The case of Ioane Teitiota illustrates the inadequacy of treating global climate displacement issues as an emergency refugee matter, rather that the planned, phased relocation of high risk communities. Back in Louisiana, the Guardian reported that the Biloxi-Chitimacha-Choctaw reject the label of “climate refugees” that some have attached to them. “You’re talking about people who are employing a sense of agency, who still are empowered in their decision-making and are working to stay together. These terms get thrown out there and there’s this idea of the canary in the coal mine, but they’re not the canary in the coal mine – they’re showing us how to get out” Maldonado was quoted as saying.
Community discussions surrounding resettlement cannot be easy, Ferguson Bohnee said, but Chief Albert Naquin and the people of the Tribe should be commended for having such thought, foresight, and courage to focus on an adaptation plan that will further the self-determination of the Tribe while maintaining tribal customs and traditions. The Tribe recognizes that without place and community, it will be denied its right to self-determination. It is only right that there should be funding to allow the IJC to move as a community, she said, so its cultural heritage can flourish and adapt in this changing environment.
While communities like Isle de Jean Charles and others in Alaska and the Pacific may be today’s climate change front lines, an increasing number of communities seem destine to confront the same “choices” they are facing. The Pocantico Call to Action and the UN work on climate change and mobility foreshadowed the difficult work that lies ahead. Increasingly, US historic preservation professionals will be called upon to help American communities displaced by climate change safeguard their cultures while adapting for the future. Working with our colleagues abroad, some of whom have already taken up this challenge, the time to start that work has clearly arrived.
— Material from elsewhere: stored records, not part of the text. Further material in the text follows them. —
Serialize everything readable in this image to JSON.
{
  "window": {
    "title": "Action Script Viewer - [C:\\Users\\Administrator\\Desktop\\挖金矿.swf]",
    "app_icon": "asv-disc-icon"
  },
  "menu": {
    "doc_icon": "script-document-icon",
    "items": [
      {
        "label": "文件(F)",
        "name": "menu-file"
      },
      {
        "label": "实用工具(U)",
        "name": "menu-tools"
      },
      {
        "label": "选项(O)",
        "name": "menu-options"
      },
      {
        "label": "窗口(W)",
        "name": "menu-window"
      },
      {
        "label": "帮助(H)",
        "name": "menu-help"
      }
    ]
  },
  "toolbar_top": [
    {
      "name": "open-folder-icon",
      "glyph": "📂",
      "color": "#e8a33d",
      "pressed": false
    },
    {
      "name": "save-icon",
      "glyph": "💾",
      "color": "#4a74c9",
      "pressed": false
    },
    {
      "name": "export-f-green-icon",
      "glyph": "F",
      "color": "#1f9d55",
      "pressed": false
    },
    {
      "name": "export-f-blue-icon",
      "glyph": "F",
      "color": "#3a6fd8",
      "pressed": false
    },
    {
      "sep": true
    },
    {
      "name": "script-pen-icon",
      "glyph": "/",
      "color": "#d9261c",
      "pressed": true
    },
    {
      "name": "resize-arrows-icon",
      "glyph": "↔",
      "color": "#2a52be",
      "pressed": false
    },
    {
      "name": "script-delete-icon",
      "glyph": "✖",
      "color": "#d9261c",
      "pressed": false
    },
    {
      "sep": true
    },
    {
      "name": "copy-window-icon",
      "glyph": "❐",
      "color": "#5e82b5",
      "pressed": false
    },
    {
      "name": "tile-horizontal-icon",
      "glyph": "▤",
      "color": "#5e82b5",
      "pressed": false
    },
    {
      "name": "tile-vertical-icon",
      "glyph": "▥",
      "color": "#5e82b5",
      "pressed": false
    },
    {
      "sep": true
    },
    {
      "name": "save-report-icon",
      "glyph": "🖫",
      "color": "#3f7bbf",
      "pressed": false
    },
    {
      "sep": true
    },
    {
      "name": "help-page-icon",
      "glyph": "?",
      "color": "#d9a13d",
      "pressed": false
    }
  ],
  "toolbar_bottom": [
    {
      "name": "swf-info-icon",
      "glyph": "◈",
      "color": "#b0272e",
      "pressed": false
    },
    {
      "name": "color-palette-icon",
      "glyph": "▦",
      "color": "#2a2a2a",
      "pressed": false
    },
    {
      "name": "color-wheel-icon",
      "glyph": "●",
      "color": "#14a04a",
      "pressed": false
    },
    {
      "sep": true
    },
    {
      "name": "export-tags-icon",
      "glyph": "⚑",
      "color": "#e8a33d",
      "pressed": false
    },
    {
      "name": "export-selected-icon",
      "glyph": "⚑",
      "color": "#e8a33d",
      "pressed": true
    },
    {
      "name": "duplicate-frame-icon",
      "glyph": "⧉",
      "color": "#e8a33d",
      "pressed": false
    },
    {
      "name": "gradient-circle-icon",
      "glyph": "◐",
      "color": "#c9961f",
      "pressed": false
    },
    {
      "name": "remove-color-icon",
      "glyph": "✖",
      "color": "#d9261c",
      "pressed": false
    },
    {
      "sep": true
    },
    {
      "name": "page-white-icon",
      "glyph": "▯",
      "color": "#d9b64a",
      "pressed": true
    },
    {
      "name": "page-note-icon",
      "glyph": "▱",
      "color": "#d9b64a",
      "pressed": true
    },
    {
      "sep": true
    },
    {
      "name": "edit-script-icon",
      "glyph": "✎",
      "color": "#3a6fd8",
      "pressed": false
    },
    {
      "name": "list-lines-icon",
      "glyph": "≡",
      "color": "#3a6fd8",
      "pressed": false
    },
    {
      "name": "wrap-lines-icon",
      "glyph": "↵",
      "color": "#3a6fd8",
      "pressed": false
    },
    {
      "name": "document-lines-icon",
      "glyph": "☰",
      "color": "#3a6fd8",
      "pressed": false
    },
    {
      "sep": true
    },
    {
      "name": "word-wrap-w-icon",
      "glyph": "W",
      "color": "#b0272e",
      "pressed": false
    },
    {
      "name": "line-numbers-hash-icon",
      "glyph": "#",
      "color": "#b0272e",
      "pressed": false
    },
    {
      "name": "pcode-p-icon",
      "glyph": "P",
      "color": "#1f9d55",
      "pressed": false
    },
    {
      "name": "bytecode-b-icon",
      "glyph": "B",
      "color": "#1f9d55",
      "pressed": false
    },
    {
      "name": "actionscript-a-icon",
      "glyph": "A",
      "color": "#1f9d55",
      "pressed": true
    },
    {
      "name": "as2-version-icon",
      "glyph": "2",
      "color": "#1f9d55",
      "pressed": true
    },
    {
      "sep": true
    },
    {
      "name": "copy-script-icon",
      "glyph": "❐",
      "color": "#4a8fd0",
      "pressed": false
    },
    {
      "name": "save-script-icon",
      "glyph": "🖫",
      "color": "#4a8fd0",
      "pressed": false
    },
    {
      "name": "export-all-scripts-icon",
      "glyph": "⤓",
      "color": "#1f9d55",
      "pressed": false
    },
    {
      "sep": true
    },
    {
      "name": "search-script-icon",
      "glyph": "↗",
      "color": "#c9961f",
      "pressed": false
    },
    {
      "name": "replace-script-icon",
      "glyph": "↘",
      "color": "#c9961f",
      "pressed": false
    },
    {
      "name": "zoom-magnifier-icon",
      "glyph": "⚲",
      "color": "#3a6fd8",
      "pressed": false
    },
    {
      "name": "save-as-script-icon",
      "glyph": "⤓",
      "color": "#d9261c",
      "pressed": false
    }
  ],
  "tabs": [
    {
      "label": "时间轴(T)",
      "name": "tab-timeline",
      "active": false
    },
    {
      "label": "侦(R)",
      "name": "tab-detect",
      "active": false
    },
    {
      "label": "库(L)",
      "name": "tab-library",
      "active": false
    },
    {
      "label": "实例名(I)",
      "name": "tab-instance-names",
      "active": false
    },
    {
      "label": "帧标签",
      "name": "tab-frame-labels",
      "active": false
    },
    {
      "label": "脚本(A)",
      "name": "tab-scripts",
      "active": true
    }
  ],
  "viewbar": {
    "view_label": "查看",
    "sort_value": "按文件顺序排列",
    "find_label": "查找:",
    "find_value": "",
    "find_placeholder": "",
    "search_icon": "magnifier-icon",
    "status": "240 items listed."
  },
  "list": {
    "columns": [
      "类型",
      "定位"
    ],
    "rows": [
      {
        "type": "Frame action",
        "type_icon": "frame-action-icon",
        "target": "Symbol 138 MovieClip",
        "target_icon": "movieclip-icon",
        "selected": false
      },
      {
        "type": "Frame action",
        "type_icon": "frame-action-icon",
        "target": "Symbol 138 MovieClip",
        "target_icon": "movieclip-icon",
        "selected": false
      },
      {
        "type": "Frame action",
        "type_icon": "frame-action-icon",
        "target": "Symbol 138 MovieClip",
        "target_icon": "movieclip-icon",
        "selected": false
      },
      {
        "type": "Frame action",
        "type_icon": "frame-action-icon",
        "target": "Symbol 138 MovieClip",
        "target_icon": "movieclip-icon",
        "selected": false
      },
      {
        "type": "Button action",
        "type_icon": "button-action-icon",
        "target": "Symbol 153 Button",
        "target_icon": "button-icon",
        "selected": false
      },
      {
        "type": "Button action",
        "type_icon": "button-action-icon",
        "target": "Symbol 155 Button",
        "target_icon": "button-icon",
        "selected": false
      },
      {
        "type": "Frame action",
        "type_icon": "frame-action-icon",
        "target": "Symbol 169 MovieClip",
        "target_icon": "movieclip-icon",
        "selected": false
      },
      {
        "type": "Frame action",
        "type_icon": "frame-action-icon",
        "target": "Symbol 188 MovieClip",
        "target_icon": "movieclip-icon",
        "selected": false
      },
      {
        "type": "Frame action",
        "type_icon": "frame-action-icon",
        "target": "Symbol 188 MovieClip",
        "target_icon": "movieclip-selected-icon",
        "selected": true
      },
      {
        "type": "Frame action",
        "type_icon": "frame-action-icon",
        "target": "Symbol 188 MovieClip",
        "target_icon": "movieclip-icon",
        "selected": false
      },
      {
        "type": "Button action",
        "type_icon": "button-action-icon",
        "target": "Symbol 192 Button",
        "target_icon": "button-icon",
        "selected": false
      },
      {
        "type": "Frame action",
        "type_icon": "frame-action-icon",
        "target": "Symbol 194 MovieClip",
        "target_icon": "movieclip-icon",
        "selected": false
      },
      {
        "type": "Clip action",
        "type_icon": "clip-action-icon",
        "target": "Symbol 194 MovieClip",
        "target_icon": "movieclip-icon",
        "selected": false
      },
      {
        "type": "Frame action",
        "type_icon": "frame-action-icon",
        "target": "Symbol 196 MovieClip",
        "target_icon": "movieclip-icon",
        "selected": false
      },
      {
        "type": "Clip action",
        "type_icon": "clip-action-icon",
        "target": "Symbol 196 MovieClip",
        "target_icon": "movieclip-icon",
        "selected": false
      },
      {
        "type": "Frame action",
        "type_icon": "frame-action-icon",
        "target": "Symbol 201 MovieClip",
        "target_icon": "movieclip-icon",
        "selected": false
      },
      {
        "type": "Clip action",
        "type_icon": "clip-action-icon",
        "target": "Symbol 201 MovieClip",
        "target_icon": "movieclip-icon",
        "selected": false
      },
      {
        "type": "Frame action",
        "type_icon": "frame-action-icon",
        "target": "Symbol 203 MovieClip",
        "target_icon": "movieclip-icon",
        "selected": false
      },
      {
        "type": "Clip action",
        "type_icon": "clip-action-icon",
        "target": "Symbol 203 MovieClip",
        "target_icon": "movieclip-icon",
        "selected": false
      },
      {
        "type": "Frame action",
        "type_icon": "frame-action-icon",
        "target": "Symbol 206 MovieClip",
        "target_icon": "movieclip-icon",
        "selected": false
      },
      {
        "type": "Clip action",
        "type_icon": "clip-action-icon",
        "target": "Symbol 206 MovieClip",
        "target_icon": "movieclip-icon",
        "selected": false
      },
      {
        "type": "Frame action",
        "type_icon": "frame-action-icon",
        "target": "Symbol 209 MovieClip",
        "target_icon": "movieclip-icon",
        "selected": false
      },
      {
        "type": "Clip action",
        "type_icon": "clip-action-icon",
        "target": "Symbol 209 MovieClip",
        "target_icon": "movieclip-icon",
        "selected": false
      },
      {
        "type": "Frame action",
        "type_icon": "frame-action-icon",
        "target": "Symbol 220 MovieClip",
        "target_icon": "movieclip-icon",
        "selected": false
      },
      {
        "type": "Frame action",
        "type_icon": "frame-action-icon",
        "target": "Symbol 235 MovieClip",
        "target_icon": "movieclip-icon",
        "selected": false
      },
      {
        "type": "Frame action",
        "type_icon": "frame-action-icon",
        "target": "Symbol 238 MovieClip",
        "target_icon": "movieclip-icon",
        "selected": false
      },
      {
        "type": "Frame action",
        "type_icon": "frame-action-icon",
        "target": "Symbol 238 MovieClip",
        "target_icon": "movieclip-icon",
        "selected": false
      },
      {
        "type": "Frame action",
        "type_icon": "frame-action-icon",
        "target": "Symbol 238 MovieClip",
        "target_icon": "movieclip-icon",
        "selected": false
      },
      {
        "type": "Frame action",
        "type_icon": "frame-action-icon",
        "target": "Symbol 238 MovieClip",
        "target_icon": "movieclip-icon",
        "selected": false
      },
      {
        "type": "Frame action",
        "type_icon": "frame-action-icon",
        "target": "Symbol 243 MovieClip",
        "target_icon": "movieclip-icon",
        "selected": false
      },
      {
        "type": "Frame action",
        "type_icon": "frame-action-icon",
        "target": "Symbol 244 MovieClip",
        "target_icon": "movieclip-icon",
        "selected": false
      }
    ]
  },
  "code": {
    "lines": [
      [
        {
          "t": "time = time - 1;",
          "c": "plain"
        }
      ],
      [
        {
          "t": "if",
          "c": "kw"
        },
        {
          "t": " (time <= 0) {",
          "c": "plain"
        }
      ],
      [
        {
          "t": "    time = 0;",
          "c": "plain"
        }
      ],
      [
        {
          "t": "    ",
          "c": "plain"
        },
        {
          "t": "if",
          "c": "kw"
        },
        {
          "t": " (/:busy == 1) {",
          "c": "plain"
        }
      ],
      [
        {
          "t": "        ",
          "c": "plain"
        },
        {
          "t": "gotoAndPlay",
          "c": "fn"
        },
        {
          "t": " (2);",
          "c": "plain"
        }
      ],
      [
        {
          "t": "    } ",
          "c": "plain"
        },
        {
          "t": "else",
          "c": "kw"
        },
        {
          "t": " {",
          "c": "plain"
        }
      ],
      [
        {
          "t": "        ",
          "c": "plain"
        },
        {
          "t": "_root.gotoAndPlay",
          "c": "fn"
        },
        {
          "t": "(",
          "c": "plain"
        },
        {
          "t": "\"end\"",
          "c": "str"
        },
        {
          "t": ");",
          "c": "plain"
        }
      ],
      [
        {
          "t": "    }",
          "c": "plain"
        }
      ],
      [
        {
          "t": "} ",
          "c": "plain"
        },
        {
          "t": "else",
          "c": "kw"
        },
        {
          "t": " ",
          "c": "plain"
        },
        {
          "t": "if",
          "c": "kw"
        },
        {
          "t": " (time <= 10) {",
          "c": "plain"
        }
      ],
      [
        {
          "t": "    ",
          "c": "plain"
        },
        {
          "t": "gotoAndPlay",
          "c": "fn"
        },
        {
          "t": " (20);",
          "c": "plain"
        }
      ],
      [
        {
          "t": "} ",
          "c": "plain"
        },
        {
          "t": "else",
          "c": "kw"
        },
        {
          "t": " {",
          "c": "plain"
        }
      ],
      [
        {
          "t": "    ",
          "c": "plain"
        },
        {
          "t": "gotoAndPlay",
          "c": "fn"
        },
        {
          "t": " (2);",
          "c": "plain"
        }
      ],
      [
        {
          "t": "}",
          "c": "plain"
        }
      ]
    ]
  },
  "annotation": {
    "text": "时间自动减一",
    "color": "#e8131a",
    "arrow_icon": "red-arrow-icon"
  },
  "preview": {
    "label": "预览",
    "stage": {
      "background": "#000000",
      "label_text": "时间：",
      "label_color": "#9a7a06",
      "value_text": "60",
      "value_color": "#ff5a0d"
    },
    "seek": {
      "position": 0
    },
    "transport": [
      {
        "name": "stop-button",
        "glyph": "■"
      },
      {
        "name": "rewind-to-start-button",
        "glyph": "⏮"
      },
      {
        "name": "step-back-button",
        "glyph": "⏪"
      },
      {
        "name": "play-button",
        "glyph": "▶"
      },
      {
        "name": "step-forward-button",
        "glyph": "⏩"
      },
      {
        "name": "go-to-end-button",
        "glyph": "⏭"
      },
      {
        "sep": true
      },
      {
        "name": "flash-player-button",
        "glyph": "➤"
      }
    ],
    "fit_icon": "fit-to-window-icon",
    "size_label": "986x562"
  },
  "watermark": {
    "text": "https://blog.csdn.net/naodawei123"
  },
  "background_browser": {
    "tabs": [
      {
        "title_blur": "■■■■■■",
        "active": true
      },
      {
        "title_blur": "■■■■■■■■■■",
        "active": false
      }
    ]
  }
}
Clearly, cultural survival and preservation must become an important factor in any plan for dealing with climate change. Even if the science v. political debate over causes continue, the effect has become undeniable!